*** Opening of Source data ***

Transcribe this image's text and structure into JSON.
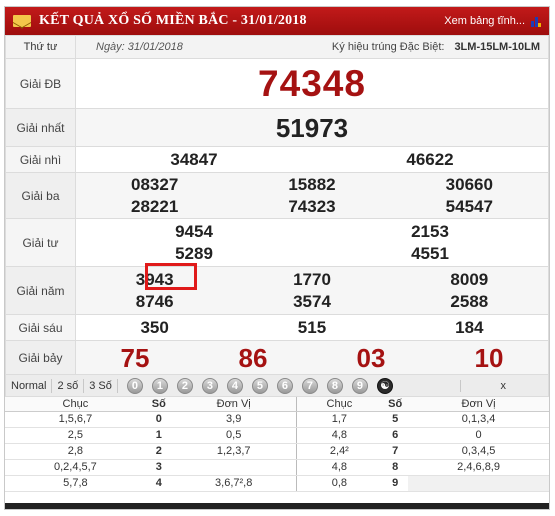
{
  "header": {
    "title": "KẾT QUẢ XỔ SỐ MIỀN BẮC - 31/01/2018",
    "view_more": "Xem bảng tĩnh...",
    "icons": [
      "envelope-icon",
      "signal-bars-icon"
    ]
  },
  "info": {
    "weekday": "Thứ tư",
    "date": "Ngày: 31/01/2018",
    "code_label": "Ký hiệu trúng Đặc Biệt:",
    "code": "3LM-15LM-10LM"
  },
  "prizes": {
    "db": {
      "label": "Giải ĐB",
      "numbers": [
        "74348"
      ]
    },
    "nhat": {
      "label": "Giải nhất",
      "numbers": [
        "51973"
      ]
    },
    "nhi": {
      "label": "Giải nhì",
      "numbers": [
        "34847",
        "46622"
      ]
    },
    "ba": {
      "label": "Giải ba",
      "numbers": [
        "08327",
        "15882",
        "30660",
        "28221",
        "74323",
        "54547"
      ]
    },
    "tu": {
      "label": "Giải tư",
      "numbers": [
        "9454",
        "2153",
        "5289",
        "4551"
      ]
    },
    "nam": {
      "label": "Giải năm",
      "numbers": [
        "3943",
        "1770",
        "8009",
        "8746",
        "3574",
        "2588"
      ]
    },
    "sau": {
      "label": "Giải sáu",
      "numbers": [
        "350",
        "515",
        "184"
      ]
    },
    "bay": {
      "label": "Giải bảy",
      "numbers": [
        "75",
        "86",
        "03",
        "10"
      ]
    }
  },
  "toolbar": {
    "buttons": [
      "Normal",
      "2 số",
      "3 Số"
    ],
    "digits": [
      "0",
      "1",
      "2",
      "3",
      "4",
      "5",
      "6",
      "7",
      "8",
      "9"
    ],
    "close": "x"
  },
  "loto": {
    "headers": {
      "chuc": "Chục",
      "so": "Số",
      "donvi": "Đơn Vị"
    },
    "left": [
      {
        "chuc": "1,5,6,7",
        "so": "0",
        "donvi": "3,9"
      },
      {
        "chuc": "2,5",
        "so": "1",
        "donvi": "0,5"
      },
      {
        "chuc": "2,8",
        "so": "2",
        "donvi": "1,2,3,7"
      },
      {
        "chuc": "0,2,4,5,7",
        "so": "3",
        "donvi": ""
      },
      {
        "chuc": "5,7,8",
        "so": "4",
        "donvi": "3,6,7²,8"
      }
    ],
    "right": [
      {
        "chuc": "1,7",
        "so": "5",
        "donvi": "0,1,3,4"
      },
      {
        "chuc": "4,8",
        "so": "6",
        "donvi": "0"
      },
      {
        "chuc": "2,4²",
        "so": "7",
        "donvi": "0,3,4,5"
      },
      {
        "chuc": "4,8",
        "so": "8",
        "donvi": "2,4,6,8,9"
      },
      {
        "chuc": "0,8",
        "so": "9",
        "donvi": ""
      }
    ]
  }
}
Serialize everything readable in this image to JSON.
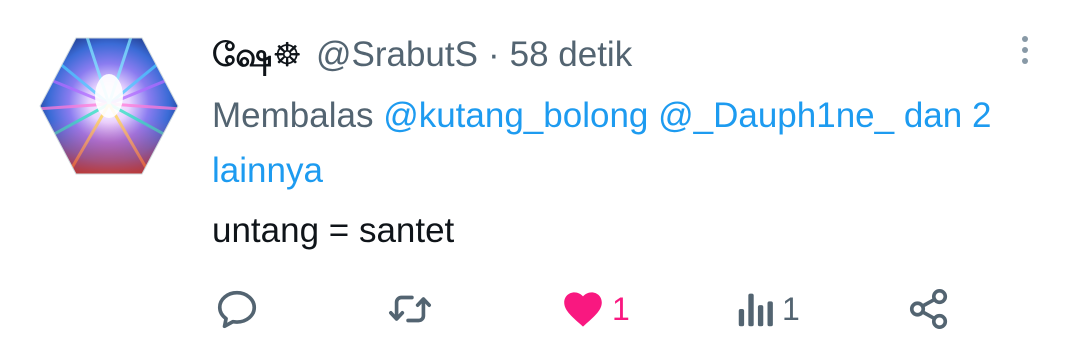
{
  "tweet": {
    "display_name": "ஷே☸",
    "handle": "@SrabutS",
    "separator": "·",
    "time": "58 detik",
    "reply_prefix": "Membalas",
    "mention_1": "@kutang_bolong",
    "mention_2": "@_Dauph1ne_",
    "reply_suffix": "dan 2 lainnya",
    "text": "untang = santet"
  },
  "actions": {
    "likes": "1",
    "views": "1"
  },
  "colors": {
    "text_primary": "#0f1419",
    "text_secondary": "#536471",
    "link": "#1d9bf0",
    "like": "#f91880"
  },
  "icons": [
    "avatar-image",
    "more-icon",
    "reply-icon",
    "retweet-icon",
    "heart-icon",
    "views-icon",
    "share-icon"
  ]
}
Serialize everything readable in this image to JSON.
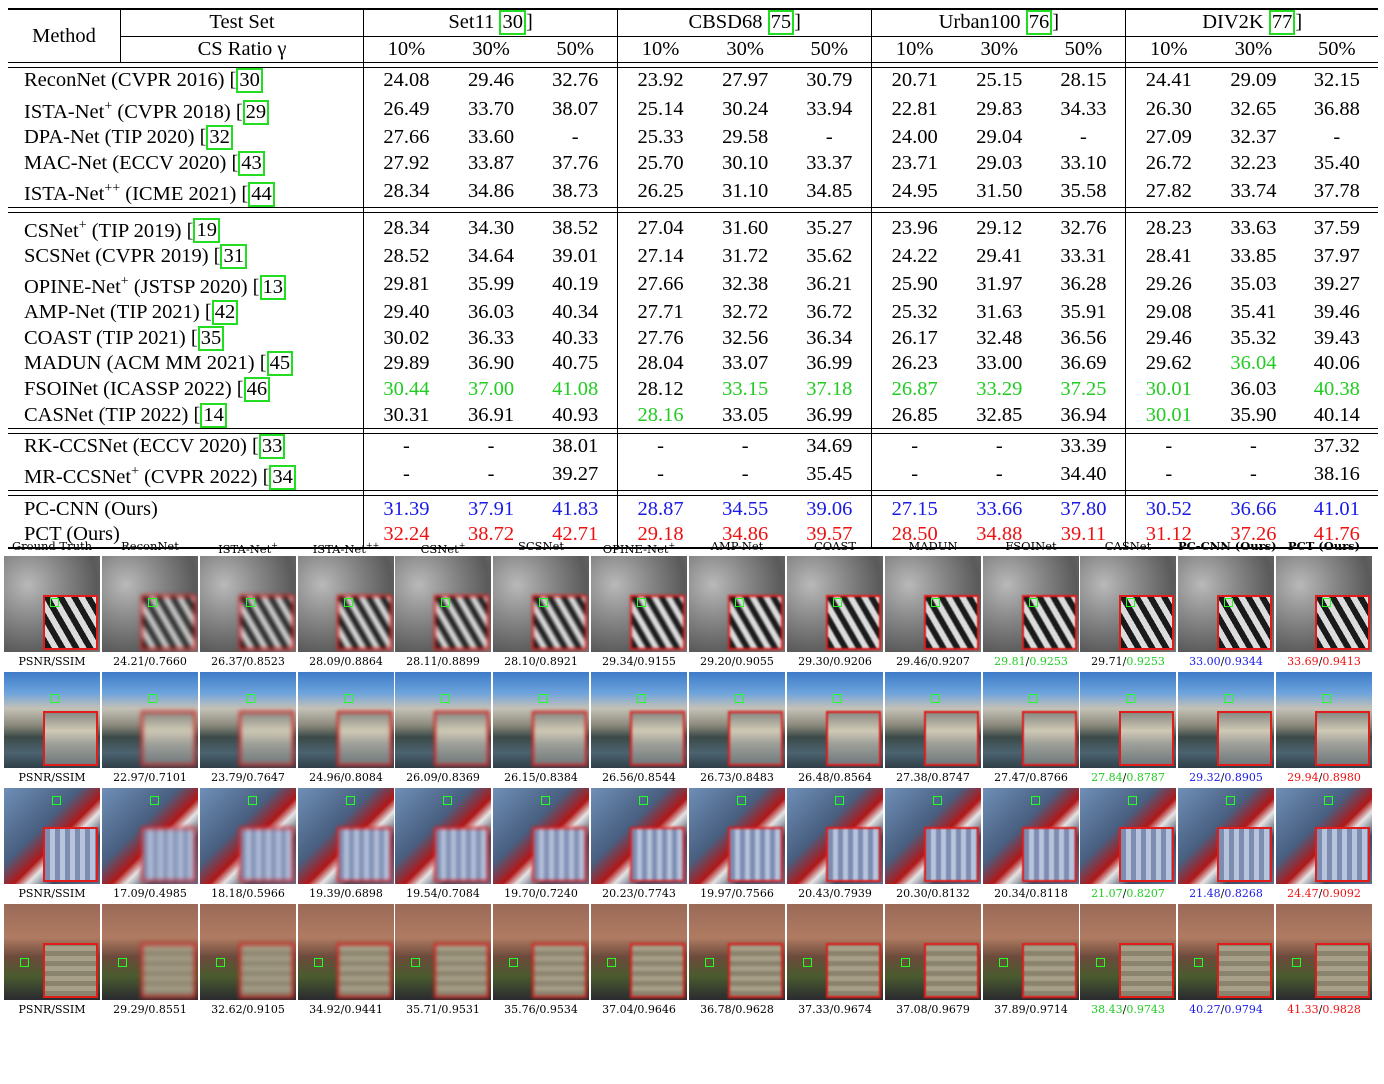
{
  "table": {
    "header": {
      "method": "Method",
      "test_set": "Test Set",
      "cs_ratio": "CS Ratio γ",
      "datasets": [
        {
          "name": "Set11 ",
          "ref": "30"
        },
        {
          "name": "CBSD68 ",
          "ref": "75"
        },
        {
          "name": "Urban100 ",
          "ref": "76"
        },
        {
          "name": "DIV2K ",
          "ref": "77"
        }
      ],
      "ratios": [
        "10%",
        "30%",
        "50%"
      ]
    },
    "groups": [
      [
        {
          "name": "ReconNet (CVPR 2016) [",
          "ref": "30",
          "values": [
            "24.08",
            "29.46",
            "32.76",
            "23.92",
            "27.97",
            "30.79",
            "20.71",
            "25.15",
            "28.15",
            "24.41",
            "29.09",
            "32.15"
          ]
        },
        {
          "name": "ISTA-Net",
          "sup": "+",
          "rest": " (CVPR 2018) [",
          "ref": "29",
          "values": [
            "26.49",
            "33.70",
            "38.07",
            "25.14",
            "30.24",
            "33.94",
            "22.81",
            "29.83",
            "34.33",
            "26.30",
            "32.65",
            "36.88"
          ]
        },
        {
          "name": "DPA-Net (TIP 2020) [",
          "ref": "32",
          "values": [
            "27.66",
            "33.60",
            "-",
            "25.33",
            "29.58",
            "-",
            "24.00",
            "29.04",
            "-",
            "27.09",
            "32.37",
            "-"
          ]
        },
        {
          "name": "MAC-Net (ECCV 2020) [",
          "ref": "43",
          "values": [
            "27.92",
            "33.87",
            "37.76",
            "25.70",
            "30.10",
            "33.37",
            "23.71",
            "29.03",
            "33.10",
            "26.72",
            "32.23",
            "35.40"
          ]
        },
        {
          "name": "ISTA-Net",
          "sup": "++",
          "rest": " (ICME 2021) [",
          "ref": "44",
          "values": [
            "28.34",
            "34.86",
            "38.73",
            "26.25",
            "31.10",
            "34.85",
            "24.95",
            "31.50",
            "35.58",
            "27.82",
            "33.74",
            "37.78"
          ]
        }
      ],
      [
        {
          "name": "CSNet",
          "sup": "+",
          "rest": " (TIP 2019) [",
          "ref": "19",
          "values": [
            "28.34",
            "34.30",
            "38.52",
            "27.04",
            "31.60",
            "35.27",
            "23.96",
            "29.12",
            "32.76",
            "28.23",
            "33.63",
            "37.59"
          ]
        },
        {
          "name": "SCSNet (CVPR 2019) [",
          "ref": "31",
          "values": [
            "28.52",
            "34.64",
            "39.01",
            "27.14",
            "31.72",
            "35.62",
            "24.22",
            "29.41",
            "33.31",
            "28.41",
            "33.85",
            "37.97"
          ]
        },
        {
          "name": "OPINE-Net",
          "sup": "+",
          "rest": " (JSTSP 2020) [",
          "ref": "13",
          "values": [
            "29.81",
            "35.99",
            "40.19",
            "27.66",
            "32.38",
            "36.21",
            "25.90",
            "31.97",
            "36.28",
            "29.26",
            "35.03",
            "39.27"
          ]
        },
        {
          "name": "AMP-Net (TIP 2021) [",
          "ref": "42",
          "values": [
            "29.40",
            "36.03",
            "40.34",
            "27.71",
            "32.72",
            "36.72",
            "25.32",
            "31.63",
            "35.91",
            "29.08",
            "35.41",
            "39.46"
          ]
        },
        {
          "name": "COAST (TIP 2021) [",
          "ref": "35",
          "values": [
            "30.02",
            "36.33",
            "40.33",
            "27.76",
            "32.56",
            "36.34",
            "26.17",
            "32.48",
            "36.56",
            "29.46",
            "35.32",
            "39.43"
          ]
        },
        {
          "name": "MADUN (ACM MM 2021) [",
          "ref": "45",
          "values": [
            "29.89",
            "36.90",
            "40.75",
            "28.04",
            "33.07",
            "36.99",
            "26.23",
            "33.00",
            "36.69",
            "29.62",
            "36.04",
            "40.06"
          ],
          "green": [
            10
          ]
        },
        {
          "name": "FSOINet (ICASSP 2022) [",
          "ref": "46",
          "values": [
            "30.44",
            "37.00",
            "41.08",
            "28.12",
            "33.15",
            "37.18",
            "26.87",
            "33.29",
            "37.25",
            "30.01",
            "36.03",
            "40.38"
          ],
          "green": [
            0,
            1,
            2,
            4,
            5,
            6,
            7,
            8,
            9,
            11
          ]
        },
        {
          "name": "CASNet (TIP 2022) [",
          "ref": "14",
          "values": [
            "30.31",
            "36.91",
            "40.93",
            "28.16",
            "33.05",
            "36.99",
            "26.85",
            "32.85",
            "36.94",
            "30.01",
            "35.90",
            "40.14"
          ],
          "green": [
            3,
            9
          ]
        }
      ],
      [
        {
          "name": "RK-CCSNet (ECCV 2020) [",
          "ref": "33",
          "values": [
            "-",
            "-",
            "38.01",
            "-",
            "-",
            "34.69",
            "-",
            "-",
            "33.39",
            "-",
            "-",
            "37.32"
          ]
        },
        {
          "name": "MR-CCSNet",
          "sup": "+",
          "rest": " (CVPR 2022) [",
          "ref": "34",
          "values": [
            "-",
            "-",
            "39.27",
            "-",
            "-",
            "35.45",
            "-",
            "-",
            "34.40",
            "-",
            "-",
            "38.16"
          ]
        }
      ],
      [
        {
          "name": "PC-CNN (Ours)",
          "bold": true,
          "color": "blue",
          "values": [
            "31.39",
            "37.91",
            "41.83",
            "28.87",
            "34.55",
            "39.06",
            "27.15",
            "33.66",
            "37.80",
            "30.52",
            "36.66",
            "41.01"
          ]
        },
        {
          "name": "PCT (Ours)",
          "bold": true,
          "color": "red",
          "values": [
            "32.24",
            "38.72",
            "42.71",
            "29.18",
            "34.86",
            "39.57",
            "28.50",
            "34.88",
            "39.11",
            "31.12",
            "37.26",
            "41.76"
          ]
        }
      ]
    ]
  },
  "visual": {
    "captions": [
      {
        "t": "Ground Truth"
      },
      {
        "t": "ReconNet"
      },
      {
        "t": "ISTA-Net",
        "s": "+"
      },
      {
        "t": "ISTA-Net",
        "s": "++"
      },
      {
        "t": "CSNet",
        "s": "+"
      },
      {
        "t": "SCSNet"
      },
      {
        "t": "OPINE-Net",
        "s": "+"
      },
      {
        "t": "AMP-Net"
      },
      {
        "t": "COAST"
      },
      {
        "t": "MADUN"
      },
      {
        "t": "FSOINet"
      },
      {
        "t": "CASNet"
      },
      {
        "t": "PC-CNN (Ours)",
        "b": true
      },
      {
        "t": "PCT (Ours)",
        "b": true
      }
    ],
    "metric_label": "PSNR/SSIM",
    "rows": [
      {
        "scene": "parrot",
        "m": [
          [
            "24.21",
            "0.7660"
          ],
          [
            "26.37",
            "0.8523"
          ],
          [
            "28.09",
            "0.8864"
          ],
          [
            "28.11",
            "0.8899"
          ],
          [
            "28.10",
            "0.8921"
          ],
          [
            "29.34",
            "0.9155"
          ],
          [
            "29.20",
            "0.9055"
          ],
          [
            "29.30",
            "0.9206"
          ],
          [
            "29.46",
            "0.9207"
          ],
          [
            "29.81",
            "0.9253"
          ],
          [
            "29.71",
            "0.9253"
          ],
          [
            "33.00",
            "0.9344"
          ],
          [
            "33.69",
            "0.9413"
          ]
        ],
        "hl": {
          "9": [
            "g",
            "g"
          ],
          "10": [
            "",
            "g"
          ],
          "11": [
            "bl",
            "bl"
          ],
          "12": [
            "r",
            "r"
          ]
        }
      },
      {
        "scene": "castle",
        "m": [
          [
            "22.97",
            "0.7101"
          ],
          [
            "23.79",
            "0.7647"
          ],
          [
            "24.96",
            "0.8084"
          ],
          [
            "26.09",
            "0.8369"
          ],
          [
            "26.15",
            "0.8384"
          ],
          [
            "26.56",
            "0.8544"
          ],
          [
            "26.73",
            "0.8483"
          ],
          [
            "26.48",
            "0.8564"
          ],
          [
            "27.38",
            "0.8747"
          ],
          [
            "27.47",
            "0.8766"
          ],
          [
            "27.84",
            "0.8787"
          ],
          [
            "29.32",
            "0.8905"
          ],
          [
            "29.94",
            "0.8980"
          ]
        ],
        "hl": {
          "10": [
            "g",
            "g"
          ],
          "11": [
            "bl",
            "bl"
          ],
          "12": [
            "r",
            "r"
          ]
        }
      },
      {
        "scene": "roof",
        "m": [
          [
            "17.09",
            "0.4985"
          ],
          [
            "18.18",
            "0.5966"
          ],
          [
            "19.39",
            "0.6898"
          ],
          [
            "19.54",
            "0.7084"
          ],
          [
            "19.70",
            "0.7240"
          ],
          [
            "20.23",
            "0.7743"
          ],
          [
            "19.97",
            "0.7566"
          ],
          [
            "20.43",
            "0.7939"
          ],
          [
            "20.30",
            "0.8132"
          ],
          [
            "20.34",
            "0.8118"
          ],
          [
            "21.07",
            "0.8207"
          ],
          [
            "21.48",
            "0.8268"
          ],
          [
            "24.47",
            "0.9092"
          ]
        ],
        "hl": {
          "10": [
            "g",
            "g"
          ],
          "11": [
            "bl",
            "bl"
          ],
          "12": [
            "r",
            "r"
          ]
        }
      },
      {
        "scene": "skin",
        "m": [
          [
            "29.29",
            "0.8551"
          ],
          [
            "32.62",
            "0.9105"
          ],
          [
            "34.92",
            "0.9441"
          ],
          [
            "35.71",
            "0.9531"
          ],
          [
            "35.76",
            "0.9534"
          ],
          [
            "37.04",
            "0.9646"
          ],
          [
            "36.78",
            "0.9628"
          ],
          [
            "37.33",
            "0.9674"
          ],
          [
            "37.08",
            "0.9679"
          ],
          [
            "37.89",
            "0.9714"
          ],
          [
            "38.43",
            "0.9743"
          ],
          [
            "40.27",
            "0.9794"
          ],
          [
            "41.33",
            "0.9828"
          ]
        ],
        "hl": {
          "10": [
            "g",
            "g"
          ],
          "11": [
            "bl",
            "bl"
          ],
          "12": [
            "r",
            "r"
          ]
        }
      }
    ]
  },
  "colors": {
    "best": "#ee1111",
    "second": "#1a1ae6",
    "third": "#22cc22",
    "ref_box": "#22dd22",
    "zoom_box": "#e21b1b"
  }
}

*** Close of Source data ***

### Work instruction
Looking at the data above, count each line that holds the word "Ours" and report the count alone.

### Problem solution
4